This is the second book in the Mars Trilogy by Kim Stanley Robinson. This book takes place a few generations after the first book, although because of longevity technology in medical science a handful of the original colonizing crew are still alive. The novel looks at Mars now in the beginning stages of terraforming as the local and colonial politics shape the various decisions being made planet-wide. Earth is in a kind of turmoil because of overpopulation, stagnant economic growth, and political strife. Mars on the other hand clearly remains as a disputed colonial territory, but because of the emerging Martian cultures (based in various Earth cultures and colonial expeditions, but also shaped by the experiences on Mars), especially as they relate to the Martians who were born on Mars there’s an increased distance and tension between Earth and Mars.

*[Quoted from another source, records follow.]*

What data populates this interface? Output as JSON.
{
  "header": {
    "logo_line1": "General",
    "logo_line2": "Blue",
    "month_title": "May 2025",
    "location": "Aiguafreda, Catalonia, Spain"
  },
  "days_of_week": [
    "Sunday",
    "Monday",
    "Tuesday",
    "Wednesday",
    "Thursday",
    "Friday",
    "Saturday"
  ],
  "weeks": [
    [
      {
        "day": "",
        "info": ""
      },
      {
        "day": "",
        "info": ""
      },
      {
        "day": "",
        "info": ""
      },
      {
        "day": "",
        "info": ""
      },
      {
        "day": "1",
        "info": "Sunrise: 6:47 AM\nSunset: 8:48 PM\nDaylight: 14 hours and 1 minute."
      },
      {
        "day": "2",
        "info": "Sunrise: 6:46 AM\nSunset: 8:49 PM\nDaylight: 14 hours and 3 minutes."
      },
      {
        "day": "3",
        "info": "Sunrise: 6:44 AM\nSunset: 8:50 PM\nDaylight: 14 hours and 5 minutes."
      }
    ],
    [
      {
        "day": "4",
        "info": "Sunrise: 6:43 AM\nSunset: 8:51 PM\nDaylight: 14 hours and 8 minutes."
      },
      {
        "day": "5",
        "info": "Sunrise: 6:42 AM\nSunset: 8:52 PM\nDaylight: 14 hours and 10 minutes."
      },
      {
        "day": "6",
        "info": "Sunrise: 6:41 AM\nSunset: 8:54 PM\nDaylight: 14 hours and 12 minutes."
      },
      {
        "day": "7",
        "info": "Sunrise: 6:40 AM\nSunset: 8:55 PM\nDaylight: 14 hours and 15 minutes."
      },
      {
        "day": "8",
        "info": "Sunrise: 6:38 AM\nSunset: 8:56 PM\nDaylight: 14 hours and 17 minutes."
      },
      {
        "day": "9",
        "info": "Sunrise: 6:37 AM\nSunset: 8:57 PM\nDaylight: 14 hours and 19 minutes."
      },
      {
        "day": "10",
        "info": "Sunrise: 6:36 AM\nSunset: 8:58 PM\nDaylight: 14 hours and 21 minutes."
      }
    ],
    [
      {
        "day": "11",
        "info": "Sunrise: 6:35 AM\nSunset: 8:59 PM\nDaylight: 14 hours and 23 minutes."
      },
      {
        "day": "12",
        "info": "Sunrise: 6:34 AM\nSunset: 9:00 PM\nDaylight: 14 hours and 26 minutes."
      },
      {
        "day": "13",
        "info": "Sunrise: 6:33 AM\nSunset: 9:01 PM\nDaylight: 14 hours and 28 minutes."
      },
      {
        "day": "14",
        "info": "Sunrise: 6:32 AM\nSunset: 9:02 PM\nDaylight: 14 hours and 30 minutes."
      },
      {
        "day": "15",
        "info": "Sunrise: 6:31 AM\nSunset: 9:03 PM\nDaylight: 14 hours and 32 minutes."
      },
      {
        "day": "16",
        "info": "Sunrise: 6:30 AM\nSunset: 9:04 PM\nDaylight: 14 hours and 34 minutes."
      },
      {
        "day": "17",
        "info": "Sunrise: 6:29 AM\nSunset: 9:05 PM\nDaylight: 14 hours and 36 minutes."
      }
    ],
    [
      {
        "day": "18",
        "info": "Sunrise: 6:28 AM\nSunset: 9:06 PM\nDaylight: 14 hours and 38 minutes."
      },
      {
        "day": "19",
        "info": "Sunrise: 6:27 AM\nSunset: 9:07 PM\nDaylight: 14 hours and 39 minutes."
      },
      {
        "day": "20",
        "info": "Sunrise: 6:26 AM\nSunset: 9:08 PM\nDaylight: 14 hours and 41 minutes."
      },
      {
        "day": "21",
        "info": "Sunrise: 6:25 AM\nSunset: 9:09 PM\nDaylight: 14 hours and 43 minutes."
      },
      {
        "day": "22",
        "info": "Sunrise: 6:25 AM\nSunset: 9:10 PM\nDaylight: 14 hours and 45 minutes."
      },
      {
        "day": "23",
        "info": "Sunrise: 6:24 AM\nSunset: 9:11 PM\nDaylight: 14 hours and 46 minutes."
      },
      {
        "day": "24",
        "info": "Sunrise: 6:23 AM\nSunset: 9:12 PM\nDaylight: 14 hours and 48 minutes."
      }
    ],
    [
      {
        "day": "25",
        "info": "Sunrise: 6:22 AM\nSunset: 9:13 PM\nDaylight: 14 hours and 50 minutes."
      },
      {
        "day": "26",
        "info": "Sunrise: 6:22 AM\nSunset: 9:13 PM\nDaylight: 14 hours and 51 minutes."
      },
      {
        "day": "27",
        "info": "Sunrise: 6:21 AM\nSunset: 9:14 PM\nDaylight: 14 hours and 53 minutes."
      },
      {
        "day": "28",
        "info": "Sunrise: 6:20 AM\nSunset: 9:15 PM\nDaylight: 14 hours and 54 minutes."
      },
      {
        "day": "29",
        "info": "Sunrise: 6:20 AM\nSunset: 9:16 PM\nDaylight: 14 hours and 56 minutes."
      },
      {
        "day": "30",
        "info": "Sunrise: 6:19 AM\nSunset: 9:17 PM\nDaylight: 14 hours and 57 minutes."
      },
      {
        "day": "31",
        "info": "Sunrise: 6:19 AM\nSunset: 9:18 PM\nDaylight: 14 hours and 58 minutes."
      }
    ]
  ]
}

The novel follows a few separate threads of narrative that circle around each other at times, blend in at other times. We have the Underground colony, the “losers” of the revolution that occurs in the first book. We have Art, a talented diplomat and strategist who is sent to Mars to look for ways to unite the planet in political and economic ways. We have a handful of other scientists who are also looking to continue their lives.

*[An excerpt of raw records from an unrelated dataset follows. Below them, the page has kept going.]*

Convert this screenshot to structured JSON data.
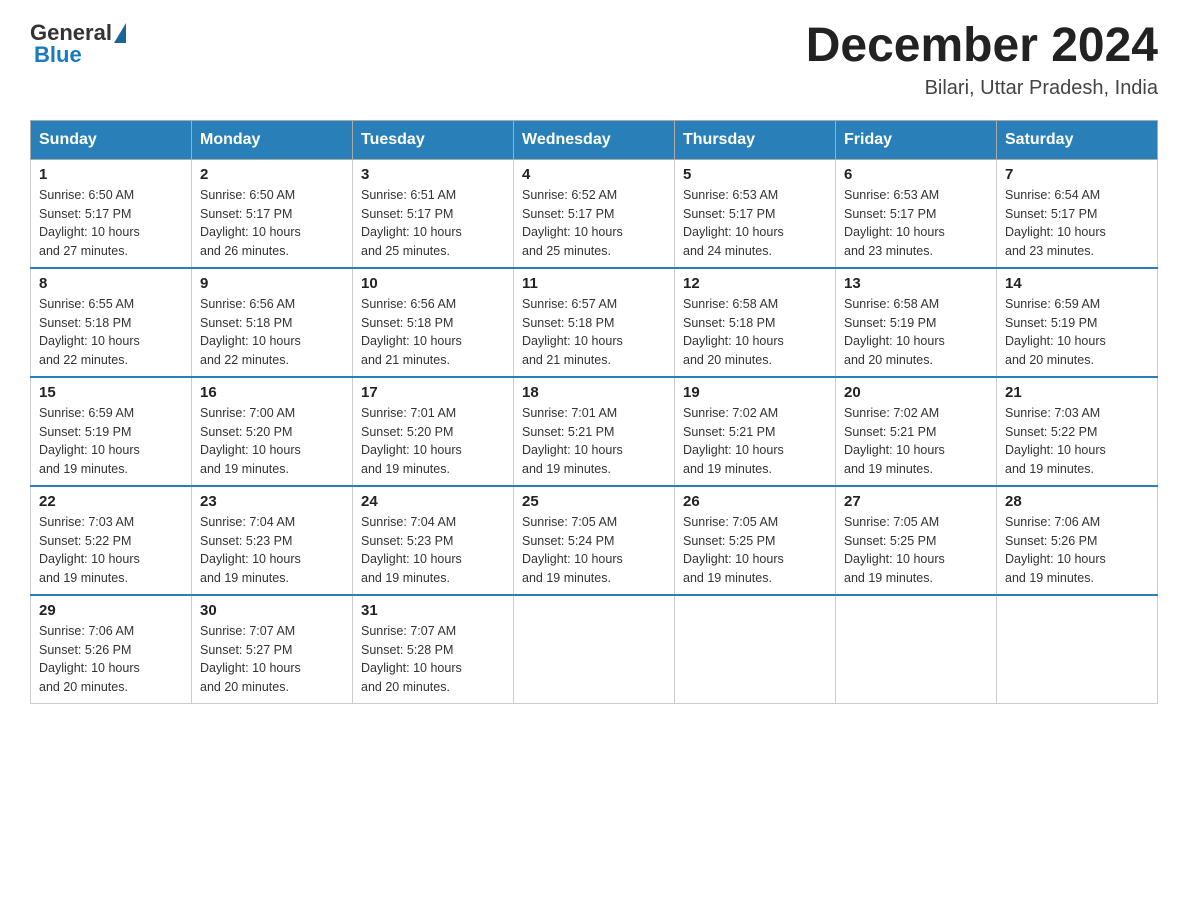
{
  "header": {
    "logo": {
      "general": "General",
      "blue": "Blue"
    },
    "title": "December 2024",
    "location": "Bilari, Uttar Pradesh, India"
  },
  "calendar": {
    "days_of_week": [
      "Sunday",
      "Monday",
      "Tuesday",
      "Wednesday",
      "Thursday",
      "Friday",
      "Saturday"
    ],
    "weeks": [
      [
        {
          "day": "1",
          "sunrise": "6:50 AM",
          "sunset": "5:17 PM",
          "daylight": "10 hours and 27 minutes."
        },
        {
          "day": "2",
          "sunrise": "6:50 AM",
          "sunset": "5:17 PM",
          "daylight": "10 hours and 26 minutes."
        },
        {
          "day": "3",
          "sunrise": "6:51 AM",
          "sunset": "5:17 PM",
          "daylight": "10 hours and 25 minutes."
        },
        {
          "day": "4",
          "sunrise": "6:52 AM",
          "sunset": "5:17 PM",
          "daylight": "10 hours and 25 minutes."
        },
        {
          "day": "5",
          "sunrise": "6:53 AM",
          "sunset": "5:17 PM",
          "daylight": "10 hours and 24 minutes."
        },
        {
          "day": "6",
          "sunrise": "6:53 AM",
          "sunset": "5:17 PM",
          "daylight": "10 hours and 23 minutes."
        },
        {
          "day": "7",
          "sunrise": "6:54 AM",
          "sunset": "5:17 PM",
          "daylight": "10 hours and 23 minutes."
        }
      ],
      [
        {
          "day": "8",
          "sunrise": "6:55 AM",
          "sunset": "5:18 PM",
          "daylight": "10 hours and 22 minutes."
        },
        {
          "day": "9",
          "sunrise": "6:56 AM",
          "sunset": "5:18 PM",
          "daylight": "10 hours and 22 minutes."
        },
        {
          "day": "10",
          "sunrise": "6:56 AM",
          "sunset": "5:18 PM",
          "daylight": "10 hours and 21 minutes."
        },
        {
          "day": "11",
          "sunrise": "6:57 AM",
          "sunset": "5:18 PM",
          "daylight": "10 hours and 21 minutes."
        },
        {
          "day": "12",
          "sunrise": "6:58 AM",
          "sunset": "5:18 PM",
          "daylight": "10 hours and 20 minutes."
        },
        {
          "day": "13",
          "sunrise": "6:58 AM",
          "sunset": "5:19 PM",
          "daylight": "10 hours and 20 minutes."
        },
        {
          "day": "14",
          "sunrise": "6:59 AM",
          "sunset": "5:19 PM",
          "daylight": "10 hours and 20 minutes."
        }
      ],
      [
        {
          "day": "15",
          "sunrise": "6:59 AM",
          "sunset": "5:19 PM",
          "daylight": "10 hours and 19 minutes."
        },
        {
          "day": "16",
          "sunrise": "7:00 AM",
          "sunset": "5:20 PM",
          "daylight": "10 hours and 19 minutes."
        },
        {
          "day": "17",
          "sunrise": "7:01 AM",
          "sunset": "5:20 PM",
          "daylight": "10 hours and 19 minutes."
        },
        {
          "day": "18",
          "sunrise": "7:01 AM",
          "sunset": "5:21 PM",
          "daylight": "10 hours and 19 minutes."
        },
        {
          "day": "19",
          "sunrise": "7:02 AM",
          "sunset": "5:21 PM",
          "daylight": "10 hours and 19 minutes."
        },
        {
          "day": "20",
          "sunrise": "7:02 AM",
          "sunset": "5:21 PM",
          "daylight": "10 hours and 19 minutes."
        },
        {
          "day": "21",
          "sunrise": "7:03 AM",
          "sunset": "5:22 PM",
          "daylight": "10 hours and 19 minutes."
        }
      ],
      [
        {
          "day": "22",
          "sunrise": "7:03 AM",
          "sunset": "5:22 PM",
          "daylight": "10 hours and 19 minutes."
        },
        {
          "day": "23",
          "sunrise": "7:04 AM",
          "sunset": "5:23 PM",
          "daylight": "10 hours and 19 minutes."
        },
        {
          "day": "24",
          "sunrise": "7:04 AM",
          "sunset": "5:23 PM",
          "daylight": "10 hours and 19 minutes."
        },
        {
          "day": "25",
          "sunrise": "7:05 AM",
          "sunset": "5:24 PM",
          "daylight": "10 hours and 19 minutes."
        },
        {
          "day": "26",
          "sunrise": "7:05 AM",
          "sunset": "5:25 PM",
          "daylight": "10 hours and 19 minutes."
        },
        {
          "day": "27",
          "sunrise": "7:05 AM",
          "sunset": "5:25 PM",
          "daylight": "10 hours and 19 minutes."
        },
        {
          "day": "28",
          "sunrise": "7:06 AM",
          "sunset": "5:26 PM",
          "daylight": "10 hours and 19 minutes."
        }
      ],
      [
        {
          "day": "29",
          "sunrise": "7:06 AM",
          "sunset": "5:26 PM",
          "daylight": "10 hours and 20 minutes."
        },
        {
          "day": "30",
          "sunrise": "7:07 AM",
          "sunset": "5:27 PM",
          "daylight": "10 hours and 20 minutes."
        },
        {
          "day": "31",
          "sunrise": "7:07 AM",
          "sunset": "5:28 PM",
          "daylight": "10 hours and 20 minutes."
        },
        null,
        null,
        null,
        null
      ]
    ]
  },
  "labels": {
    "sunrise": "Sunrise:",
    "sunset": "Sunset:",
    "daylight": "Daylight:"
  }
}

What becomes clear throughout the novel is that Mars is in a caught between state, a perfect setting for the middle of a trilogy. It’s caught between planetary cultures, it’s caught between dangerous colonization and the freedom of a fully terraformed planet, and it’s caught between generations of Martians. The novel remains, like a lot of Robinson novels, long, a little tedious, and brilliant.